Danielle Kissane and Thomas Scott alternate between animated smiles and thoughtful pauses as they sit in the stately Founders Room at Misericordia. They are members of the university’s PHREE peer educator program, short for Promoting Healthy Relationships through Education and Empowerment.
Why did Danielle, a 21-year-0ld occupational therapist major, get involved in a program that has her presenting programs on sexual assault and healthy relationships to fellow students?
It’s not because she was a victim herself, or that she knows victims. Some friends came forward and told her their stories after she became active, but the decision to join PHREE stemmed from what happens to students who are assaulted.
“I don’t like when a student’s rights are taken away, and they are made to be less than who they want to be,” she said.
Freshmen tend to come to campus “thinking they already know” what they need to regarding sex and relationships, Danielle said. In their programs, “we raise some topics that might not sit well with some students, things they push to the side.

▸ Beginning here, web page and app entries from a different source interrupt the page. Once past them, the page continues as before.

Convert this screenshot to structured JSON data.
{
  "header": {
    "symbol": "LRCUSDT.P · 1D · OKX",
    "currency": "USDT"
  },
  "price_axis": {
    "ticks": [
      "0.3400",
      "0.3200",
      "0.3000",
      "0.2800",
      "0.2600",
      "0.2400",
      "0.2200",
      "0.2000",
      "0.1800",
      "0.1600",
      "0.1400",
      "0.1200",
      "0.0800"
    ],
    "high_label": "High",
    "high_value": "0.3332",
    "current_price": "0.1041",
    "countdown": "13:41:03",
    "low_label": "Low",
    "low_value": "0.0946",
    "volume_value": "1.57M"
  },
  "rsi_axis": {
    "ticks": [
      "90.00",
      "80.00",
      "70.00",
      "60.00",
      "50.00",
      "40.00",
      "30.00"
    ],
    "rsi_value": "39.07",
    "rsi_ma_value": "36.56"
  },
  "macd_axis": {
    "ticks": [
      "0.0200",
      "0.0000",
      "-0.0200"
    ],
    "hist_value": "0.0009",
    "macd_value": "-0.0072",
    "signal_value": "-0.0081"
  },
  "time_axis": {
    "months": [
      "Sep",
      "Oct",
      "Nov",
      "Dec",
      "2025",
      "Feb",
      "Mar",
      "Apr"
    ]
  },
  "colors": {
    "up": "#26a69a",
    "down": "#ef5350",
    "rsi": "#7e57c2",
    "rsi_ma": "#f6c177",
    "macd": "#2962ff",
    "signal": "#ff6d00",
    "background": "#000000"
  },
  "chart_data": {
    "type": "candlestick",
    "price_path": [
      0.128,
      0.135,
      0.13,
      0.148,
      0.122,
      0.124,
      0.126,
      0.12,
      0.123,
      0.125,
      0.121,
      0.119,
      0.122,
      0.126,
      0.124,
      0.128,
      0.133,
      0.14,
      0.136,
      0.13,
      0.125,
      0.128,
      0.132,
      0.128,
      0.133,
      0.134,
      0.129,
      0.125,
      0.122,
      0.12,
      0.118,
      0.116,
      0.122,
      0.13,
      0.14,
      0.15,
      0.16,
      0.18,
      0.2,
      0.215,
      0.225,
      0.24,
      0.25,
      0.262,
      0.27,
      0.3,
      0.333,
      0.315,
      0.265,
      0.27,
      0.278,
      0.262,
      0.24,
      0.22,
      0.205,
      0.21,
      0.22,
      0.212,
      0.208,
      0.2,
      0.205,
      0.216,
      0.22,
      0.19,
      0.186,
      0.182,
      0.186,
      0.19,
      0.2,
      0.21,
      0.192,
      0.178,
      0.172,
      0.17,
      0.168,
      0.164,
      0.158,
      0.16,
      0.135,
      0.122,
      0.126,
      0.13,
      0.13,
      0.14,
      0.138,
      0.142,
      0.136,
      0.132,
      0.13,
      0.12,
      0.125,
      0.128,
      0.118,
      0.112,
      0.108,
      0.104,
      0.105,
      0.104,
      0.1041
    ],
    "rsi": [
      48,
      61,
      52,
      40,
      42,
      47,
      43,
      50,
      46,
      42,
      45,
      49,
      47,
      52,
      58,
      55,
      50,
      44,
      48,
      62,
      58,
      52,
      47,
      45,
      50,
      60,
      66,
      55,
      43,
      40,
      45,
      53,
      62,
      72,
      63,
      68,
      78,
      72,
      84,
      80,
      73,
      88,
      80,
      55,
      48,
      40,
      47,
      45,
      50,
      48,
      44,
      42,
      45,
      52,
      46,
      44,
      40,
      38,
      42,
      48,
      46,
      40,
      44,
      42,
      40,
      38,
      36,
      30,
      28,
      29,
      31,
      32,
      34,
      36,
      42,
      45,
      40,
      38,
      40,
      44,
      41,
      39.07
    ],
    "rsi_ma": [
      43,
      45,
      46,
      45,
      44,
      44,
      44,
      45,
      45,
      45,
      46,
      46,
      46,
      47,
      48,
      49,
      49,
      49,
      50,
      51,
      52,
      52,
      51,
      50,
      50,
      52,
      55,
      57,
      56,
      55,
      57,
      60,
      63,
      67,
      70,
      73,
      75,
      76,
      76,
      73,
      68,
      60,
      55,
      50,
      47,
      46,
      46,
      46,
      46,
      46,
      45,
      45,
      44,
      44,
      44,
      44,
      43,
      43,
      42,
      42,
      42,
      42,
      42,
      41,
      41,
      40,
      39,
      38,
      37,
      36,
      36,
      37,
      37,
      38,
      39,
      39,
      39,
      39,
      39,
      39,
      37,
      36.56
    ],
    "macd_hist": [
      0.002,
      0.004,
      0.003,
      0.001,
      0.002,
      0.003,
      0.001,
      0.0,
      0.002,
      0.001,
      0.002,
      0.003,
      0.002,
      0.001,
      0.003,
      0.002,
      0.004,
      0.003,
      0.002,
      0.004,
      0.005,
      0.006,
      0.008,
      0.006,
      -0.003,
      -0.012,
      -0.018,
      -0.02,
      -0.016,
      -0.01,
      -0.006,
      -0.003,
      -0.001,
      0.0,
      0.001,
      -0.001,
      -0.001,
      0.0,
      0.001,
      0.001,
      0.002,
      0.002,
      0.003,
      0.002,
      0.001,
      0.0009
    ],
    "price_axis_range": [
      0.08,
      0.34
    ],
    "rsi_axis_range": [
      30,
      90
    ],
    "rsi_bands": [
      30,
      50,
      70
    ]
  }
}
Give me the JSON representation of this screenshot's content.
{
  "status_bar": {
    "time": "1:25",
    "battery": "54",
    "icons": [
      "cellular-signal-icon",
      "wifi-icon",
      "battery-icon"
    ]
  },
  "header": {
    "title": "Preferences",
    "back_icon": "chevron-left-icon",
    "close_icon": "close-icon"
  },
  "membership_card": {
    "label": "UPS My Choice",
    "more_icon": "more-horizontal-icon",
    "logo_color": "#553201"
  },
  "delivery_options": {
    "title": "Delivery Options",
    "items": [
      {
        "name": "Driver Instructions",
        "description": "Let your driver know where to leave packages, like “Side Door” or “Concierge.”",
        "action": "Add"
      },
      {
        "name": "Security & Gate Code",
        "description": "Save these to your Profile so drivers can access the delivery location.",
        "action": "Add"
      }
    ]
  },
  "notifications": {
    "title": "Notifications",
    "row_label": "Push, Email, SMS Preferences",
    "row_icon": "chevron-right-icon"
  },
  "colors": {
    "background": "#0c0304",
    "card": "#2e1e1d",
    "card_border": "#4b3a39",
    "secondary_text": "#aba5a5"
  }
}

“They come to the campus with the mindset that it would never happen to me,” she said. Either believing themselves incapable of attack or impervious to it.
PHREE also provides a student face in the lessons preached through the PACT program by staff, both said.
Having a PHREE student in the PACT mix, Danielle said, means “it doesn’t turn into one of those things where it’s, like … ” she pauses, but Scott jumps in.
“Yeah,” she continues, “it doesn’t turn into a lecture. It’s more like an open discussion. It’s not ‘you can’t do this,’ it’s more like ‘think about this’.”
And students often have quite a bit they haven’t really thought about.
“A lot of them don’t think men can be sexually assaulted, or that women can’t sexually assault someone,” Scott said. “It can happen to anyone, and anyone can do it.”
Students — particularly men — tend to think that once a relationship has become intimate, consent is automatic, Scott said. “They make a joke about it, asking if they have to stop and ask ‘Can I kiss you?’ We say ‘It’s important that you do that.’”
Then there are men who don’t get the not-so-subtle messages a woman can send at a party. “Say you’re out with friends and you start dancing toward a girl,” Scott offered, ” and she and her girlfriend switch positions (to block your approach). That means no.”
Both agreed talking about sex, assault, consent and relationships should begin in high school and even grade school with age-appropriate lessons. But once the students get to college, Scott said, “it’s time to take off the training wheels.”
It’s about relationships
In the end, those interviewed agreed, it’s not about the law, or about mandated reporting, or even about spelling out what’s right and wrong. It’s about knowing what a healthy relationship looks like and always working toward that.
“It’s not just about romantic relationships,” Scott said. “It’s about all the relationships you have in your life. And it’s important to remember how to maintain and have one.”
That means, among other things, mutual respect, honest communication, and neither person trying to control the other, he added.
McShea, at the University of Scranton, said the message seems to resonate most when she speaks in those terms.
“When I’m in front of parents and students talking from a very heartfelt place, I say no matter what the sexual activity, ask yourself: Are you of full mind, heart and soul prepared to engage in that behavior, and is the person you’re with the same?
“If you can answer yes to both, you’re completely fine.”
Reach Mark Guydish at 570-991-6112 or on Twitter @TLMarkGuydishcomments powered by Disqus